The 1900 Paris Olympics was a weird collection of events, sort of like an Olympic Games on acid. This Olympics saw sports that were unique to this occasion: poodle clipping (ie who could clip the most poodles in 2 hours?); firefighting; delivery van driving and obstacle swimming races. Also the one and only time that live animals were killed in an Olympic event was at the Paris 1900 Olympics. The event was live pigeon shooting where the aim was to shoot more pigeons than other competitors, clay pigeon shooting without the clay. A Belgian won with 21 kills. There was also a competition to shoot running deer but using moving cut-outs, not real deer. Apparently one of the reasons that the pigeon event was not repeated in later Olympics was the mess it made, with dead pigeons, feathers and blood everywhere.

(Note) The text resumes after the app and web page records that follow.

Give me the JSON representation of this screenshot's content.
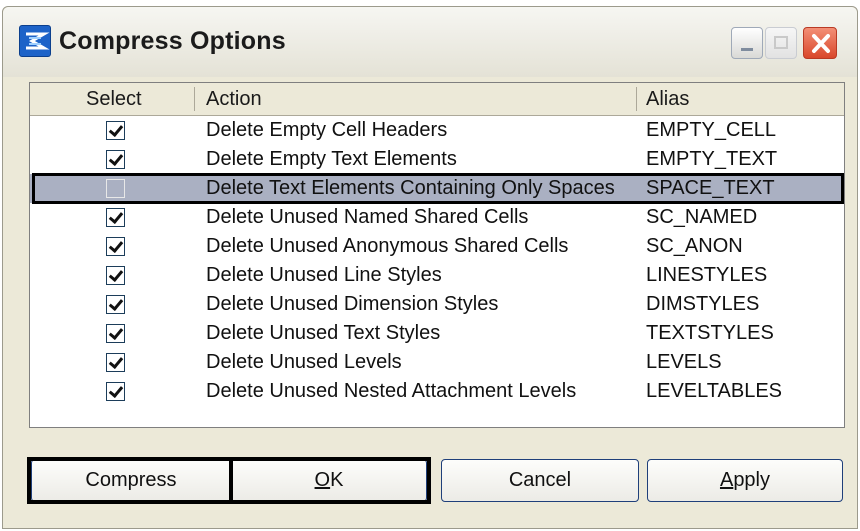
{
  "window": {
    "title": "Compress Options",
    "icon": "app-logo-icon",
    "controls": [
      "minimize-icon",
      "maximize-icon",
      "close-icon"
    ],
    "accent_colors": {
      "close": "#d9472b",
      "selection": "#aab0c2",
      "focus": "#000000"
    }
  },
  "list": {
    "columns": {
      "select": "Select",
      "action": "Action",
      "alias": "Alias"
    },
    "rows": [
      {
        "checked": true,
        "action": "Delete Empty Cell Headers",
        "alias": "EMPTY_CELL"
      },
      {
        "checked": true,
        "action": "Delete Empty Text Elements",
        "alias": "EMPTY_TEXT"
      },
      {
        "checked": false,
        "action": "Delete Text Elements Containing Only Spaces",
        "alias": "SPACE_TEXT",
        "selected": true
      },
      {
        "checked": true,
        "action": "Delete Unused Named Shared Cells",
        "alias": "SC_NAMED"
      },
      {
        "checked": true,
        "action": "Delete Unused Anonymous Shared Cells",
        "alias": "SC_ANON"
      },
      {
        "checked": true,
        "action": "Delete Unused Line Styles",
        "alias": "LINESTYLES"
      },
      {
        "checked": true,
        "action": "Delete Unused Dimension Styles",
        "alias": "DIMSTYLES"
      },
      {
        "checked": true,
        "action": "Delete Unused Text Styles",
        "alias": "TEXTSTYLES"
      },
      {
        "checked": true,
        "action": "Delete Unused Levels",
        "alias": "LEVELS"
      },
      {
        "checked": true,
        "action": "Delete Unused Nested Attachment Levels",
        "alias": "LEVELTABLES"
      }
    ]
  },
  "buttons": {
    "compress": "Compress",
    "ok_accel": "O",
    "ok_rest": "K",
    "cancel": "Cancel",
    "apply_accel": "A",
    "apply_rest": "pply"
  }
}
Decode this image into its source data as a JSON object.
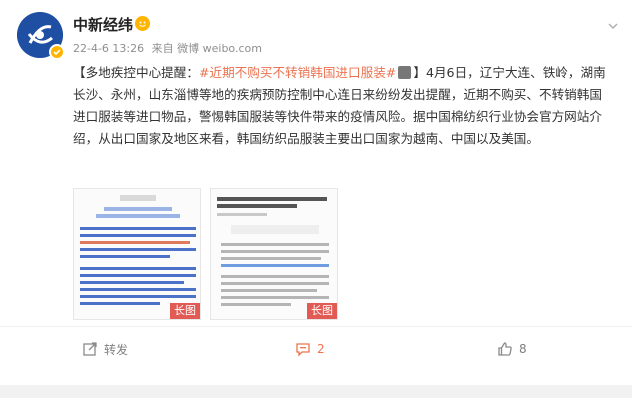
{
  "post": {
    "author": "中新经纬",
    "meta_date": "22-4-6 13:26",
    "meta_from": "来自 微博 weibo.com",
    "text_open": "【多地疾控中心提醒：",
    "hashtag": "#近期不购买不转销韩国进口服装#",
    "text_body": "】4月6日，辽宁大连、铁岭，湖南长沙、永州，山东淄博等地的疾病预防控制中心连日来纷纷发出提醒，近期不购买、不转销韩国进口服装等进口物品，警惕韩国服装等快件带来的疫情风险。据中国棉纺织行业协会官方网站介绍，从出口国家及地区来看，韩国纺织品服装主要出口国家为越南、中国以及美国。",
    "images": [
      {
        "label": "长图",
        "header": "大连发布"
      },
      {
        "label": "长图",
        "title": "长沙疾控提醒：警惕因购买疫情高发国商品带来的疫情风险"
      }
    ]
  },
  "actions": {
    "forward_label": "转发",
    "comment_count": "2",
    "like_count": "8"
  },
  "icons": {
    "forward": "share-icon",
    "comment": "comment-icon",
    "like": "thumbs-up-icon",
    "chevron": "chevron-down-icon"
  },
  "colors": {
    "accent": "#eb7350",
    "long_image_tag": "#e15a54",
    "avatar_bg": "#1f4fa3"
  }
}
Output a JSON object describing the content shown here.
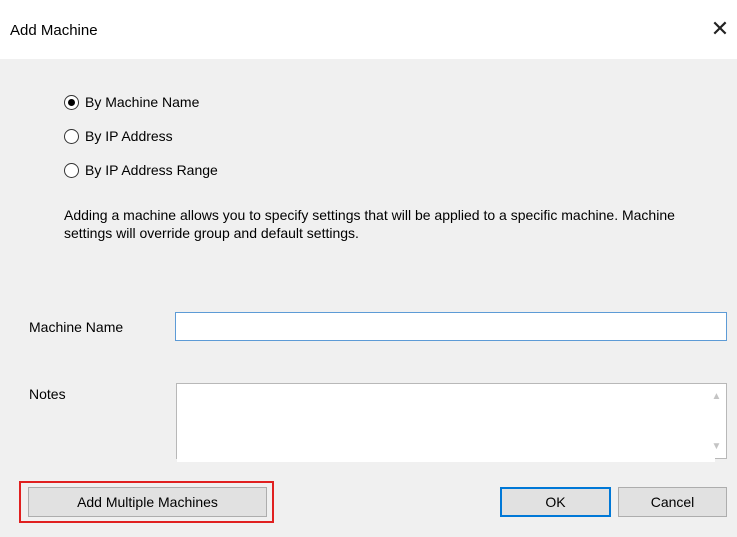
{
  "window": {
    "title": "Add Machine",
    "close_glyph": "✕"
  },
  "mode_options": [
    {
      "label": "By Machine Name",
      "checked": true
    },
    {
      "label": "By IP Address",
      "checked": false
    },
    {
      "label": "By IP Address Range",
      "checked": false
    }
  ],
  "description": "Adding a machine allows you to specify settings that will be applied to a specific machine.  Machine settings will override group and default settings.",
  "form": {
    "machine_name_label": "Machine Name",
    "machine_name_value": "",
    "notes_label": "Notes",
    "notes_value": ""
  },
  "buttons": {
    "add_multiple": "Add Multiple Machines",
    "ok": "OK",
    "cancel": "Cancel"
  },
  "colors": {
    "focus_border": "#5d9bd6",
    "default_button_border": "#0078d7",
    "highlight_box": "#e02020"
  }
}
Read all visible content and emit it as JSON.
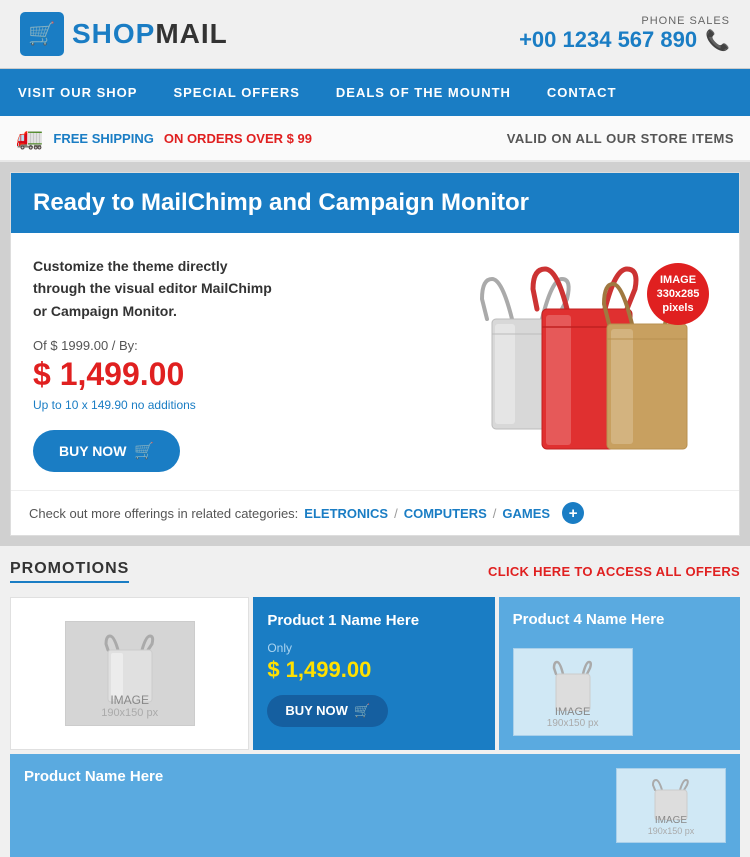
{
  "header": {
    "logo_text_shop": "SHOP",
    "logo_text_mail": "MAIL",
    "phone_label": "PHONE SALES",
    "phone_number": "+00 1234 567 890"
  },
  "nav": {
    "items": [
      {
        "label": "VISIT OUR SHOP",
        "id": "visit-shop"
      },
      {
        "label": "SPECIAL OFFERS",
        "id": "special-offers"
      },
      {
        "label": "DEALS OF THE MOUNTH",
        "id": "deals"
      },
      {
        "label": "CONTACT",
        "id": "contact"
      }
    ]
  },
  "shipping_bar": {
    "free_text": "FREE SHIPPING",
    "order_text": "ON ORDERS OVER $ 99",
    "valid_text": "VALID ON ALL OUR STORE ITEMS"
  },
  "hero": {
    "title": "Ready to MailChimp and Campaign Monitor",
    "description": "Customize the theme directly\nthrough the visual editor MailChimp\nor Campaign Monitor.",
    "original_price": "Of $ 1999.00 / By:",
    "sale_price": "$ 1,499.00",
    "installments": "Up to 10 x 149.90 no additions",
    "buy_now_label": "BUY NOW",
    "image_badge": "IMAGE\n330x285\npixels",
    "image_badge_line1": "IMAGE",
    "image_badge_line2": "330x285",
    "image_badge_line3": "pixels"
  },
  "related": {
    "label": "Check out more offerings in related categories:",
    "links": [
      "ELETRONICS",
      "COMPUTERS",
      "GAMES"
    ]
  },
  "promotions": {
    "title": "PROMOTIONS",
    "access_label": "CLICK HERE TO ACCESS ALL OFFERS",
    "product1": {
      "image_label": "IMAGE",
      "image_size": "190x150 px"
    },
    "product2": {
      "name": "Product 1 Name Here",
      "only_label": "Only",
      "price": "$ 1,499.00",
      "buy_label": "BUY NOW"
    },
    "product3": {
      "name": "Product 4 Name Here",
      "image_label": "IMAGE",
      "image_size": "190x150 px"
    },
    "product4": {
      "name": "Product Name Here",
      "image_label": "IMAGE",
      "image_size": "190x150 px"
    }
  }
}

Australia’s Donald MacIntosh at the 1900 Paris games. MacIntosh won bronze in the live pigeon shooting event.
Which is all by way of introduction to another item about doves at the Olympics. Fast forward to the 1988 Olympics in Seoul, Korea, where the doves were again symbols of peace in an Olympics context rather than targets.
As we all know, Olympic Games and Olympic opening ceremonies have become bigger and bigger, so much so that the Olympic motto should perhaps become Higher Faster Stronger Costlier. The spectacle of the opening ceremony always includes the lighting of the Olympic cauldron which is usually located high up on the stadium wall. Korea was no exception.
For Korea the Olympics was a coming of age display, a showcase of its technological advancement and sophistication.
South Korea's President Roh Tae Woo officially opened the Games, the Olympic flag was raised and the Olympic hymn was played. The customary release of doves was uneventful.
Release of the doves
The crowd's excitement grew as former Korean Olympians ran into the stadium to finish the torch relay. Four of the runners, holding torches, were to light the cauldron and they held their torches aloft as the platform on which they were standing began an ascent and raised them to the cauldron. What was obvious to the billions of people watching, as it must have been to organisers, was that the doves which had been released had settled on the stadium high point, the cauldron.
Did the organisers take action to remove the doves? Make a noise or do something to chase away the doves? Defer the actual lighting and have everyone think they were good guys? Nope, the ceremony proceeded and the cauldron was lit. The billions watching saw a number of doves take off and the rest killed, either whilst perched or in the air:
(at about the 4.30 mark)
It was the last time that doves were released as part of an Olympic opening ceremony.
Call me paranoid but has anyone noticed the similarity between the above Olympic cauldron and: